→ **Assignment**: Where does the string "name" appear in the records? Copy each line that holds it.

Segment Start: Records for this exercise

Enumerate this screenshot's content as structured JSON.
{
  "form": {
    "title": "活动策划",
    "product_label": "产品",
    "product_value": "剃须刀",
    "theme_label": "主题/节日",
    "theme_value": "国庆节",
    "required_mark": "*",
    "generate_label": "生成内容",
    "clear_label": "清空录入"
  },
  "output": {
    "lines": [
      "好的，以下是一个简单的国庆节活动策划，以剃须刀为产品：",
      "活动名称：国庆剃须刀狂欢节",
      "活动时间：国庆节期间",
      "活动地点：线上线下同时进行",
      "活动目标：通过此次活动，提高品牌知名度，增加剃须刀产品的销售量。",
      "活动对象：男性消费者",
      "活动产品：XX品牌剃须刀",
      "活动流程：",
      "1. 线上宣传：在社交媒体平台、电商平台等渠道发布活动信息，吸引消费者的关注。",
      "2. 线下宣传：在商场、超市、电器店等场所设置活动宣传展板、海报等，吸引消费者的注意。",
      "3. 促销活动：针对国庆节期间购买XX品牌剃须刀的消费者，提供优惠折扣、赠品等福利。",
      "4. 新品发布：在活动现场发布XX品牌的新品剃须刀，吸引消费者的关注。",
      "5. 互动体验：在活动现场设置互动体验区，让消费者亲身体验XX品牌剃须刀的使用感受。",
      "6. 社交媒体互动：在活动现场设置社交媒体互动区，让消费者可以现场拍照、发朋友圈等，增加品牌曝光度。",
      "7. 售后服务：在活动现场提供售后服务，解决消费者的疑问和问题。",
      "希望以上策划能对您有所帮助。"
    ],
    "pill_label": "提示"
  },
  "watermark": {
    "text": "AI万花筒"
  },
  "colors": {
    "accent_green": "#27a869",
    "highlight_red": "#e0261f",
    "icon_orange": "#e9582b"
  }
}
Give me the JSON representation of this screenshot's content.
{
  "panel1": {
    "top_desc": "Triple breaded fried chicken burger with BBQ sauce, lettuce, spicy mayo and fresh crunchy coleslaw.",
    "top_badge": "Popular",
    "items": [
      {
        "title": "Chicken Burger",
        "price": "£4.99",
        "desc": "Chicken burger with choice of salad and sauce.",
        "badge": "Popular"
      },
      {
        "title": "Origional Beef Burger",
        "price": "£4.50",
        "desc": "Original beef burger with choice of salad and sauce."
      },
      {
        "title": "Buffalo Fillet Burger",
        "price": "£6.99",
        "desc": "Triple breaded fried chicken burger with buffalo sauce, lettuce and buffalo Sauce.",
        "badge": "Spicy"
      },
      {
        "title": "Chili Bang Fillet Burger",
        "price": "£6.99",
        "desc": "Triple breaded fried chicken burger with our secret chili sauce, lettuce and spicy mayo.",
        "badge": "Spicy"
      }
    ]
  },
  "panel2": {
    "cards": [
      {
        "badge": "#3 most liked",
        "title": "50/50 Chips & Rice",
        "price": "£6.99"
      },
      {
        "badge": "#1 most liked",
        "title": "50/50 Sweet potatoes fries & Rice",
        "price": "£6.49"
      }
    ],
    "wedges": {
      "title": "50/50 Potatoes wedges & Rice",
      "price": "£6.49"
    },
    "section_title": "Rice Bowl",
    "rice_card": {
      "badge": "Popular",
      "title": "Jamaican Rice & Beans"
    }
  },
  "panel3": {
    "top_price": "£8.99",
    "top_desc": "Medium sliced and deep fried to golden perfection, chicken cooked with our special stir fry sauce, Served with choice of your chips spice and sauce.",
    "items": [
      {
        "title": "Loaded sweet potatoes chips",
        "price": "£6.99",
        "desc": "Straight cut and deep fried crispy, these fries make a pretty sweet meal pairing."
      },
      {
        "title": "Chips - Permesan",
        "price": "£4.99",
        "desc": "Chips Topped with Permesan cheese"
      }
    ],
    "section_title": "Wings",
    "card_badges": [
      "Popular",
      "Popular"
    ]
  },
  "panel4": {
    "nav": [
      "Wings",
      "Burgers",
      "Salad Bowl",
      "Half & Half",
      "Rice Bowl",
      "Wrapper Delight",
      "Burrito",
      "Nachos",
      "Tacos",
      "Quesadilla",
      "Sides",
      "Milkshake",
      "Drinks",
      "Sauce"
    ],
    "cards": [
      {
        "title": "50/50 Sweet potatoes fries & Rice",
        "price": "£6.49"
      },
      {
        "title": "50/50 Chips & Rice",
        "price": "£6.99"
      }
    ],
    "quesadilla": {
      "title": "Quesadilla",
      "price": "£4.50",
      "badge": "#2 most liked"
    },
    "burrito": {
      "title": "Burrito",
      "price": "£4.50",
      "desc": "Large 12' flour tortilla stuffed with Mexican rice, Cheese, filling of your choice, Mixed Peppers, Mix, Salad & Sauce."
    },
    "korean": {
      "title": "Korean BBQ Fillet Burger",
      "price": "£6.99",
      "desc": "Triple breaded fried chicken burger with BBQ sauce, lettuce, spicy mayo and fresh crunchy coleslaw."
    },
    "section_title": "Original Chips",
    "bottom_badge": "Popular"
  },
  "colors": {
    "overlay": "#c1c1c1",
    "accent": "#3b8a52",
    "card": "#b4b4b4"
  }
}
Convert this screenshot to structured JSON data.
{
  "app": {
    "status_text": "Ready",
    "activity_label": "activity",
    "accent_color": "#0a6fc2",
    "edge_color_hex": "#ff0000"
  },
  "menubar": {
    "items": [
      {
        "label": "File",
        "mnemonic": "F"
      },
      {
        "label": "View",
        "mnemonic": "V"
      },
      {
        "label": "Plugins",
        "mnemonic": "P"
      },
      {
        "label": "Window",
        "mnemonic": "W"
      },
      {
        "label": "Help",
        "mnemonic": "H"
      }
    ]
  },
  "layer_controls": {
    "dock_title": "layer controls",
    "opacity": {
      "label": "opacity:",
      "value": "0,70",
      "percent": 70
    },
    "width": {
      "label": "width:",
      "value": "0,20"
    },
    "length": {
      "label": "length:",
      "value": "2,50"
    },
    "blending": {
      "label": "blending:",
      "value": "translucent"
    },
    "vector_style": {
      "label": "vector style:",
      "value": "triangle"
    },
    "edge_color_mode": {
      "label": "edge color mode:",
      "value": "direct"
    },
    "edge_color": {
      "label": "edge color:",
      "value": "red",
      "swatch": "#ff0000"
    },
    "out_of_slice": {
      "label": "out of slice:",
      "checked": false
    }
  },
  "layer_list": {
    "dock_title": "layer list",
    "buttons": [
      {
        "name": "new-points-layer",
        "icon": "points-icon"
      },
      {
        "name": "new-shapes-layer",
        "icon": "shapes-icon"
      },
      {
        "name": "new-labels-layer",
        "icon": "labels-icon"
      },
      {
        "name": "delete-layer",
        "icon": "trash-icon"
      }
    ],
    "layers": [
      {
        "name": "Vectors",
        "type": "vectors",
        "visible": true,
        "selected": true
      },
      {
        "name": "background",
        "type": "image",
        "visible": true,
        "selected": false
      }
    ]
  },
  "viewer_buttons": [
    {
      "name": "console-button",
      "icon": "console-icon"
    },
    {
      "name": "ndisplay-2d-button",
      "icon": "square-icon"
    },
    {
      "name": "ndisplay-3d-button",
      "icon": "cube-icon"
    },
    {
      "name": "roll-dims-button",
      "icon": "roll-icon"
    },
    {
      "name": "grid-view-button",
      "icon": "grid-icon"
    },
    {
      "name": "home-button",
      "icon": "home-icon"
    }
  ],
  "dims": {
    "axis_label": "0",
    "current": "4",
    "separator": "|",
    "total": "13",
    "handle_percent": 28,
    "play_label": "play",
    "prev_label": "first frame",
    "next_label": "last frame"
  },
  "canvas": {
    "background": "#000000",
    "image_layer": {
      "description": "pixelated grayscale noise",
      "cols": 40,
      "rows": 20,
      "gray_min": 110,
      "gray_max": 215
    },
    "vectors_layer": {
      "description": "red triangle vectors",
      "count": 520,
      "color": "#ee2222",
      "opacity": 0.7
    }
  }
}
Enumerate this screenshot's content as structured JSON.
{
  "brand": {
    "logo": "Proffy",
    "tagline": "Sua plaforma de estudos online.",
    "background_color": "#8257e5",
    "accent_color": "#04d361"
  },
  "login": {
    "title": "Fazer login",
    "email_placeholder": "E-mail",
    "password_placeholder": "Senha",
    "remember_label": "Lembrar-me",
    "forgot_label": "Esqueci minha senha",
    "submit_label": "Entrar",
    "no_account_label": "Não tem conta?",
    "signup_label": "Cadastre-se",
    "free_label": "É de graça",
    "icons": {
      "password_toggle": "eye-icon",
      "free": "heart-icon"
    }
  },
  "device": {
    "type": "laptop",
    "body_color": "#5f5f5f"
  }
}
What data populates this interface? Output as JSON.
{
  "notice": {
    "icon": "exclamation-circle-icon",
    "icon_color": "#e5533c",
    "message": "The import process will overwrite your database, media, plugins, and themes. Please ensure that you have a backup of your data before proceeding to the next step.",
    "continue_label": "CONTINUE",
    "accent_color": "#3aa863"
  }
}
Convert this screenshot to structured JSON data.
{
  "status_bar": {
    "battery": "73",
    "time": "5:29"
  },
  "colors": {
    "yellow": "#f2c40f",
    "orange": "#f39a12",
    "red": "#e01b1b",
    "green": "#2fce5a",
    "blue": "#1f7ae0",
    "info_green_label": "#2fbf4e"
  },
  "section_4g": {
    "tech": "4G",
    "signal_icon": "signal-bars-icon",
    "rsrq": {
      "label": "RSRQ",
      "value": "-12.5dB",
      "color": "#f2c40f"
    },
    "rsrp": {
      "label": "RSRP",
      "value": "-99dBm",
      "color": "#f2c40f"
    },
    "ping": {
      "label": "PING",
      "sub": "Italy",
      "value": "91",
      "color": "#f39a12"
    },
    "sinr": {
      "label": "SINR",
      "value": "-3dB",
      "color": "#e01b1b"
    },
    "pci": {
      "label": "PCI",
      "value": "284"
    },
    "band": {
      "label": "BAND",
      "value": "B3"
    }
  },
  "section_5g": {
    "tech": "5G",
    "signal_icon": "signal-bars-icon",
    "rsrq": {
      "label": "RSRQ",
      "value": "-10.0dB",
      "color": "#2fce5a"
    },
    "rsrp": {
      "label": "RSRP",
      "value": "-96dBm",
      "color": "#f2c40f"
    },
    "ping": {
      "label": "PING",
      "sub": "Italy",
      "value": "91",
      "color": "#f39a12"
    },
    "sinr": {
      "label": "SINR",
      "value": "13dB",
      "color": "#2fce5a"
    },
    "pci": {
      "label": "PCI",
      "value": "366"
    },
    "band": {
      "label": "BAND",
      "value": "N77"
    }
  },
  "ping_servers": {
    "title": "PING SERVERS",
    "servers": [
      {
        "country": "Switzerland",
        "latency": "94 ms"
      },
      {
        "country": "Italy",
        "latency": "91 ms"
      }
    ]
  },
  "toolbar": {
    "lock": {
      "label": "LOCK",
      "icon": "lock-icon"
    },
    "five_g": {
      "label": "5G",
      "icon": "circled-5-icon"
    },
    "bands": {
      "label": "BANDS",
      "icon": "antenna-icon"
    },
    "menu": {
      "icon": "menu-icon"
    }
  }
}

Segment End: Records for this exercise

→ **Your response**:
        "name": "new-points-layer",
        "name": "new-shapes-layer",
        "name": "new-labels-layer",
        "name": "delete-layer",
        "name": "Vectors",
        "name": "background",
      "name": "console-button",
      "name": "ndisplay-2d-button",
      "name": "ndisplay-3d-button",
      "name": "roll-dims-button",
      "name": "grid-view-button",
      "name": "home-button",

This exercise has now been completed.